HAWTHORNE, Calif. — Billionaire Elon Musk took the wraps Thursday off a new spacecraft designed to ferry up to seven astronauts to the International Space Station.
The unveiling of the cone-headed craft dubbed Dragon V2 took place at the Southern California headquarters of Musk's company, SpaceX.
Musk calls the new spacecraft a big leap forward in technology.
SpaceX is one of several private companies competing to build "space taxis" for NASA to replace the retired space shuttle fleet. It previously flew four cargo missions to the space station, delivering food and supplies.
NASA has been relying on Russian Soyuz rockets to carry astronauts to low-Earth orbit until a commercial spacecraft is ready to take over the task.
Since the shuttle fleet retired in 2011, NASA has depended on Russian rockets to transport astronauts to orbit and back, paying nearly $71 million per seat.
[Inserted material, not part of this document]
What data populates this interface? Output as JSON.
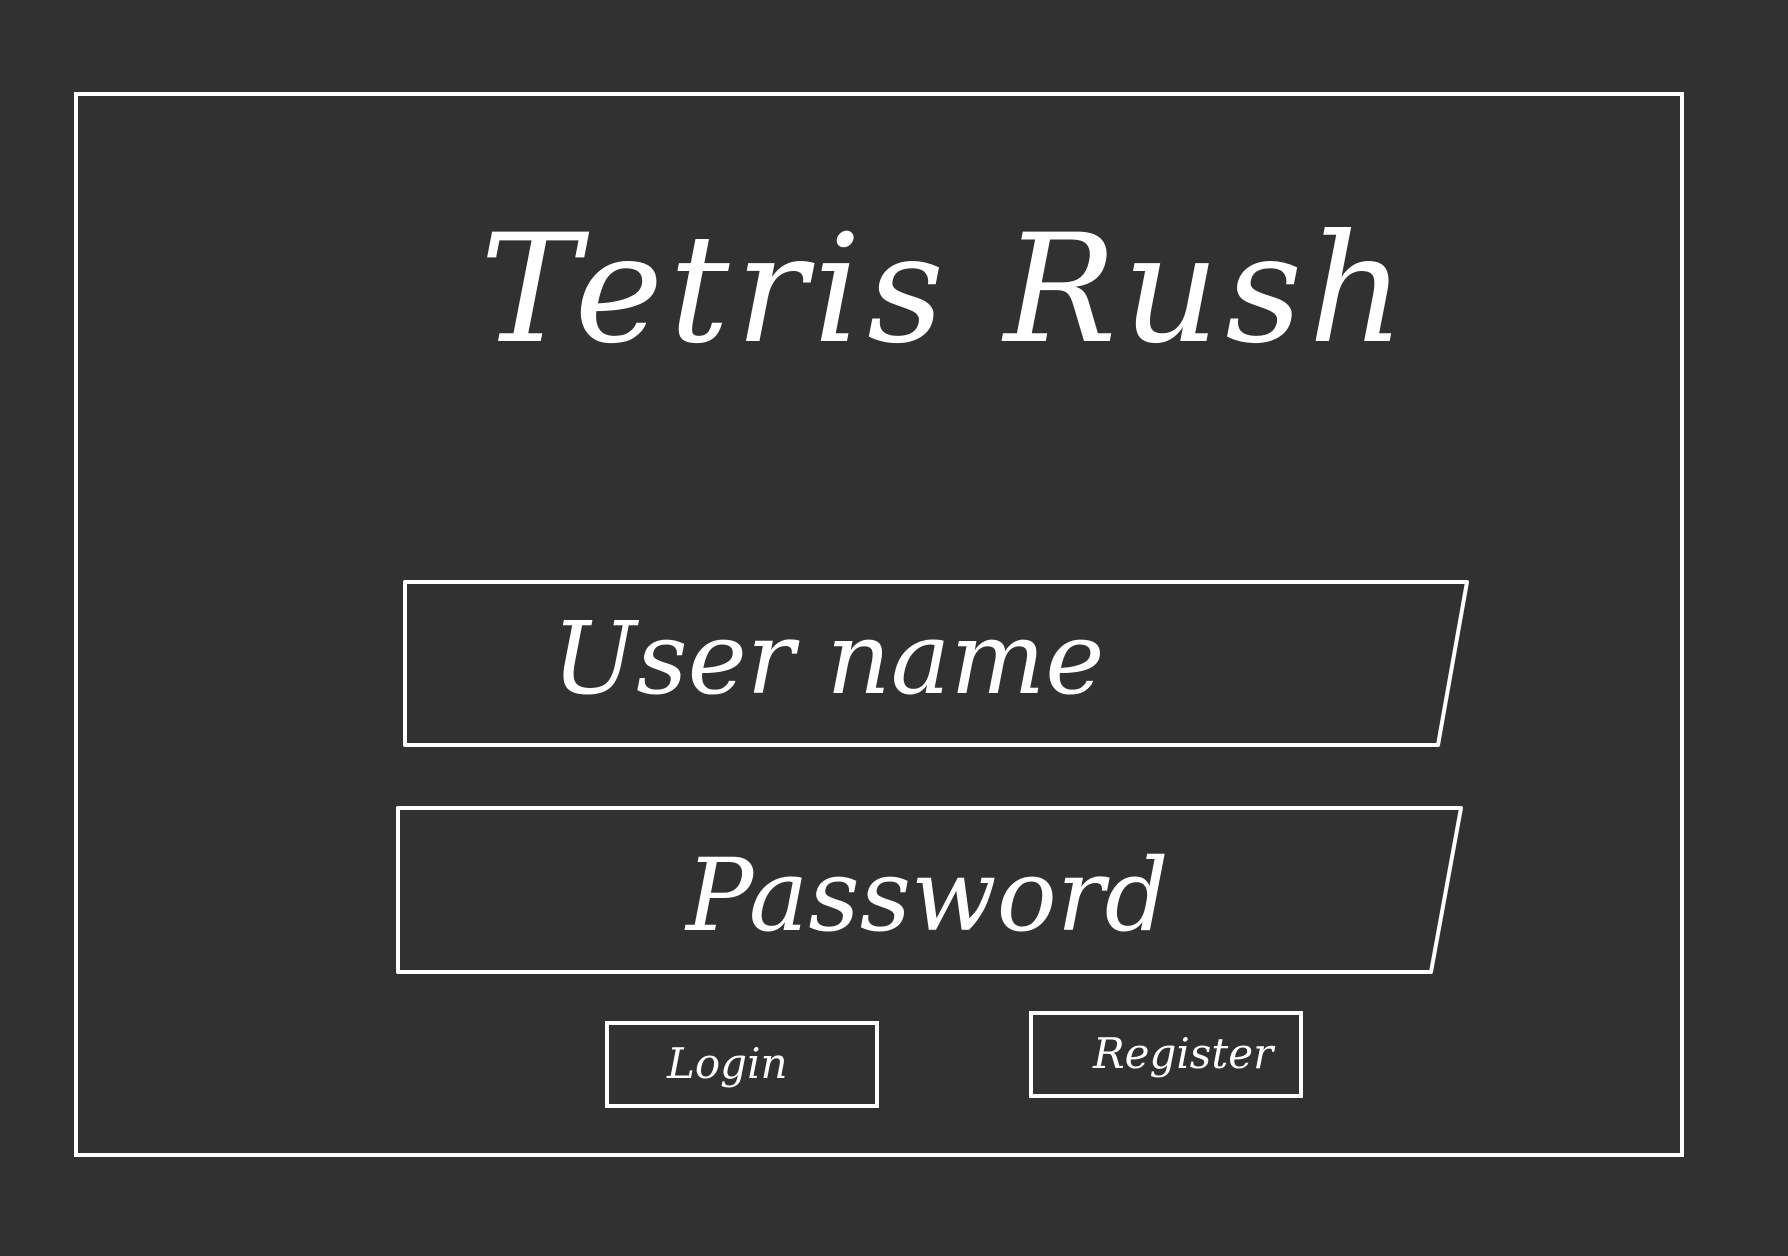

The space agency has said it wants U.S. companies to fill the void by 2017 and has doled out seed money to spur innovation.
SpaceX — short for Space Exploration Technologies Corp. — has made four cargo runs to the giant orbiting outpost some 200 miles above Earth. Just last month, its Dragon capsule splashed into the Pacific, returning nearly 2 tons of science experiments and old equipment.
Companies competing for the right to ferry station astronauts need to design a spacecraft that can seat a crew of four or more and be equipped with life support systems and an escape hatch in case of emergency. SpaceX has said it's designing a seven-seat spacecraft.
SpaceX and longtime NASA contractor Boeing Co. are "more or less neck and neck" in the competition, but there's a long way to go before astronauts can rocket out of the atmosphere on private spacecraft, said John Logsdon, professor emeritus of political science and international affairs at George Washington University.